After all, a strategy is not a strategy until it tells you what you’re not going to do. And being in service of something greater than yourself requires you to know—and articulate—what that is, and what that is not. That’s why the vision statement matters so much: it tells your group of highly talented but likely overworked people what they don’t need to spend their precious time doing. The same goes for the values statement: it tells you and your leaders how you’re not going to behave when faced with difficult choices.

So if you’re leading a fast-moving technology team, or you’re responsible for communicating the leadership attributes of a high-profile tech leader, here are a few practical pointers for how to articulate vision, values and leadership agenda:

–       Start with “why”. As Jeff Goldblum said in Jurassic Park, “Your scientists were so preoccupied with whether or not they could, they didn’t stop to think if they should.” Purpose matters. It attracts talent, engenders patience, and gives people a reason to want to see you succeed. Most of all, it calls forth the best in your team. So be clear about why your company does what it does, what win-win scenarios it creates, and what impact you’ll have.

–       Be clear about what you’re notEspecially for early stage companies, it’s hard to close the door on future opportunity if you’re not quite sure with how your market is going to take shape. But unless you’re clear with what opportunities you’re not going to pursue, you’re going to end up with a loose confederacy of distantly related teams and tactics. Close some doors and create some focus.

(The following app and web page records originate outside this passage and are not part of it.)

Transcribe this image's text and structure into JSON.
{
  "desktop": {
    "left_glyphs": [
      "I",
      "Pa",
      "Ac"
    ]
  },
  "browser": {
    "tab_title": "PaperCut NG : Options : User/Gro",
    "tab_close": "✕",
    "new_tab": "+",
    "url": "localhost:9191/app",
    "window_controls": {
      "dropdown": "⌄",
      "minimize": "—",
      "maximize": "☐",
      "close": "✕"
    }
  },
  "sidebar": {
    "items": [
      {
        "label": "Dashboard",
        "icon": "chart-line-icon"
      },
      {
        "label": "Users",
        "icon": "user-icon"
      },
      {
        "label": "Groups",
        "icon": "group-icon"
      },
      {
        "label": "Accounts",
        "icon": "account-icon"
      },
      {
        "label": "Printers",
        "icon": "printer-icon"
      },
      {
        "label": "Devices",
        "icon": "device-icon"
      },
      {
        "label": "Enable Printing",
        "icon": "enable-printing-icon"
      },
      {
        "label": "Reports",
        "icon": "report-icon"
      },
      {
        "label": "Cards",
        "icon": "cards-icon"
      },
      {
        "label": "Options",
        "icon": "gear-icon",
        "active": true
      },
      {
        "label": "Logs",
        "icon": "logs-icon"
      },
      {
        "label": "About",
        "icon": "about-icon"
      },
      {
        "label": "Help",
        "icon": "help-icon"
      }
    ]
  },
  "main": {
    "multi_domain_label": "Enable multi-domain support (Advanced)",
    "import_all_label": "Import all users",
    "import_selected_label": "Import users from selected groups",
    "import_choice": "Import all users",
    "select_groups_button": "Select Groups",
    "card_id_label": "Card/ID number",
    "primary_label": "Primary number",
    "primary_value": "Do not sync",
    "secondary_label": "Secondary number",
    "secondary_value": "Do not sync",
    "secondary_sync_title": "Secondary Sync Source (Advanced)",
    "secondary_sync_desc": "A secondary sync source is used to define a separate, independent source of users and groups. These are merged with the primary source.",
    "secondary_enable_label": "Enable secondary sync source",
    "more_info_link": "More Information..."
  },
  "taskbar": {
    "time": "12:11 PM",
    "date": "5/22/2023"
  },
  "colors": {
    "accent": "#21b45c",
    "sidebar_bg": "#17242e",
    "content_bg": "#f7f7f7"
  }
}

–       Coach, don’t dictate. This is tricky for those of us trained in client service who think we’re suppose to have all the right answers. But for team leaders, having all the right questions matters more. Choose to believe in your people and their ability to make the right call. See their full potential before they do, and ask the questions that wake them up. In short, coach.  And if you don’t know how to coach, go learn.

–       Remember who works for whom. As a leader you work for your company. The cult of personality is a short-term strategy. True, many people enjoy working for a charismatic visionary who knows exactly what to do and say at all times. But too often that dominating figure casts a long shadow and inhibits talent development. So don’t try to be an Iron Man superhero, where yours is the only opinion that counts. Lead a league of X-Men, each with their own mutant power. See that power within them, nurture it, and remember that you work for them even more than they work for you. That’s the true leadership story to tell.

This concludes our four-part series on saving “leadership” from the b.s. scrapheap in tech PR. So what do you think? We’d love to hear from you.